Nominet UK Dispute Resolution service has adjudicated on an attempt by the debit card brand owner to have a third party’s “maestro.co.uk” url declared an “abusive registration.” The result was not necessarily what you might expect, as Jessica Stretch reports.
Topic: Domain names
Who: Maestro International, Inc v Mark Adams
Where: Nominet UK Dispute Resolution Service
When: 13 December 2007
Law stated as at: 31 January 2008
The Complainant, Maestro International, Inc ("Maestro") appealed against Nominet's refusal to transfer to it the domain name maestro.co.uk (the "Domain Name").
The Respondent ("Mr Adams") provides web design and domain name registration services. Notably his domain name portfolio contained a variety of well known trade marks such as bigbrothertv.co.uk and popidol4.co.uk. Mr Adams registered the Domain Name on 5 April 2006. After Maestro contacted Mr Adams about a possible purchase of the Domain Name he responded that he would "only consider selling it for an exceptional offer". Correspondence followed which culminated in Mr Adams refusing the transfer the Domain Name, stating that it was registered by him with the dictionary meaning of the word in mind and with no knowledge of the Maestro brand.
In order to obtain a transfer of the Domain Name, Maestro had to show:
- that it has rights in respect of the name or mark which is identical or similar to the Domain Name; and
- that the Domain Name, in the hands of the Respondent, is an Abusive Registration.
The Panel was satisfied that Maestro had rights in the MAESTRO name.
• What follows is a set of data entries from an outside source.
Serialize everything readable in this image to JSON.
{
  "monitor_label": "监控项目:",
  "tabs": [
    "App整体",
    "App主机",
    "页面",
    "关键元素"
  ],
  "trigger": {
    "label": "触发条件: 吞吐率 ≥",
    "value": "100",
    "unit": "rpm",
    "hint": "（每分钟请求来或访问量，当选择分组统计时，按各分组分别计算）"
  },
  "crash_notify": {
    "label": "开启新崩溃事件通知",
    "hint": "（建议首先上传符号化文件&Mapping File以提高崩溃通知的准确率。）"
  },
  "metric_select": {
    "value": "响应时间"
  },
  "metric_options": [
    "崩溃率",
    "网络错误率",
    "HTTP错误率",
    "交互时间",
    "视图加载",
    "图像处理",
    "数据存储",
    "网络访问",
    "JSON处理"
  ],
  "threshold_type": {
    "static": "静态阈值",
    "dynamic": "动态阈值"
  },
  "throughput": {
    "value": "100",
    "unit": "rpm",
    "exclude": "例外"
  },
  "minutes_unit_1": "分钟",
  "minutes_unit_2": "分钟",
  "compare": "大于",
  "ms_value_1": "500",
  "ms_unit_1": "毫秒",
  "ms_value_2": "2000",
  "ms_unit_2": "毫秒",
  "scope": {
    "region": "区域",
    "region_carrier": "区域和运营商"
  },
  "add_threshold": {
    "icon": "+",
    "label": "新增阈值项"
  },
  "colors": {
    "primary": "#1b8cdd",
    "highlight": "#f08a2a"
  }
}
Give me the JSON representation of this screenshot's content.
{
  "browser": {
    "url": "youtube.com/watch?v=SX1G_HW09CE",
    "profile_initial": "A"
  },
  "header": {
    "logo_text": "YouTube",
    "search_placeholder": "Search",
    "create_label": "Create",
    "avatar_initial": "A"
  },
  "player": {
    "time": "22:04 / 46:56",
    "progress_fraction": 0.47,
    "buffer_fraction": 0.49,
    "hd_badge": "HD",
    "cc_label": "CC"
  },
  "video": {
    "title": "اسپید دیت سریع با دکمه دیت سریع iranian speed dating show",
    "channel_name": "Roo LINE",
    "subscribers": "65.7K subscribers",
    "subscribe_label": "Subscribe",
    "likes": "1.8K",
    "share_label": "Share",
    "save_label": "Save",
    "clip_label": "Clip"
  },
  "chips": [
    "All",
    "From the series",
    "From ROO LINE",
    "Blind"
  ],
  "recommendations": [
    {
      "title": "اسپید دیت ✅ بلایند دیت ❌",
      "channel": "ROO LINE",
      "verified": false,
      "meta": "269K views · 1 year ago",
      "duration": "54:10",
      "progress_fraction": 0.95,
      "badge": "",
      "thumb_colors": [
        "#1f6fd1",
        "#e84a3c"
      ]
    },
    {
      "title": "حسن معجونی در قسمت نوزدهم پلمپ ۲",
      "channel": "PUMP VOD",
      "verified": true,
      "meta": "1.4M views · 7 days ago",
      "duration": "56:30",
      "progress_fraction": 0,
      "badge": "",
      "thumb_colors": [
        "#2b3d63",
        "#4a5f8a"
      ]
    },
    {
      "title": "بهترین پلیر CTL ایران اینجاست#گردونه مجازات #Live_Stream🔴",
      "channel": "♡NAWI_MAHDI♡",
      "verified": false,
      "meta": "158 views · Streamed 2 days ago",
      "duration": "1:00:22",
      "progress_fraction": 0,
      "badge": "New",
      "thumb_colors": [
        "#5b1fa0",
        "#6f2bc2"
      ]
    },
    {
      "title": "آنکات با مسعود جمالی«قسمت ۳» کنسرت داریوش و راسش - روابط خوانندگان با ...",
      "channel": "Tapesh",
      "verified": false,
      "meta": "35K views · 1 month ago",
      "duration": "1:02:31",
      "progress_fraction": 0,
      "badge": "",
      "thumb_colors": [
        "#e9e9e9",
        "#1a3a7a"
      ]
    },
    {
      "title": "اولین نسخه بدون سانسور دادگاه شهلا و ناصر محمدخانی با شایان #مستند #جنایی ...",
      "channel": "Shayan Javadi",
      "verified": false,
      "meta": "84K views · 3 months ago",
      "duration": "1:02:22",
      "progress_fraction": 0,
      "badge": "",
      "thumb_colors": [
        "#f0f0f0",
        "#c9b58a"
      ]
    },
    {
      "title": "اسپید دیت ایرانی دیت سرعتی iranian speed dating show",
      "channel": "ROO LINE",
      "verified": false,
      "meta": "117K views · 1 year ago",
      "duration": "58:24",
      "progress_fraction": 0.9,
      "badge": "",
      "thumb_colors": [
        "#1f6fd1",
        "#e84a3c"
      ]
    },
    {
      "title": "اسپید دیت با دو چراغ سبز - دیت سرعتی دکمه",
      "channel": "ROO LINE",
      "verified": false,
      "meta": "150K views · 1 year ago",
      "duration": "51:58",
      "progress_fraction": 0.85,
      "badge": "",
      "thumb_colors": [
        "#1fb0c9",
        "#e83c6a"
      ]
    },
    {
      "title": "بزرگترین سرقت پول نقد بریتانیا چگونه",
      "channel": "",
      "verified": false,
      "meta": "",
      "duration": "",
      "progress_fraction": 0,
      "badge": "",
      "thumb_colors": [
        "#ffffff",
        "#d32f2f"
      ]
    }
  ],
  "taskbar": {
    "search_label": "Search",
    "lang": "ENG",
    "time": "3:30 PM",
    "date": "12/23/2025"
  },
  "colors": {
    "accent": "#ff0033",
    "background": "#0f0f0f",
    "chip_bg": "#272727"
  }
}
On the question of Abusive Registration, Maestro had to satisfy the Panel that, on the balance of probabilities, the Respondent registered the Domain Name and/or used the Domain name with the Complainant in mind.
Maestro argued that the following issues should lead the Panel to conclude that Mr Adams registered or used the Domain Name with a view to taking unfair advantage of Maestro's rights:
- Mr Adams' denial of knowledge of the MAESTRO trade mark which is a household name;
- Mr Adams' statement that he intended to use the Domain Name for music downloads tuition and education services;
- Mr Adams' track record of registering domain names featuring well known trade marks.
In relation to the first point, the Panel agreed that Mr Adams' should have known of the MAESTRO trade mark. However, when the trade mark in question is a dictionary word, there has to be something more that knowledge of the trade mark to justify a finding of an Abusive Registration. In relation to the third point, if it were the case that Mr Adams' portfolio comprised the Domain Name along with further objectionable domain names and no others, the Panel may have accepted that this was an Abusive Registration. However, on the facts, the Panel were not able to draw this inference because Mr Adams' portfolio included domain names that did not feature well known trade marks.
In conclusion, the Panel held that where a domain name is a single ordinary English word, the meaning of which has not been displaced by an overwhelming secondary meaning, the evidence of abuse must be highly persuasive if it is held to be an Abusive Registration.
Why this matters:
This decision illustrates the challenges a complainant will face in proving that a domain name registration is abusive where the trade mark in question is a single dictionary word even if the trade mark is a household name. Conversely, where a trade Mark comprises an invented word or an unusual combination of words, it should be easier for the rights holder to show that the registration is abusive.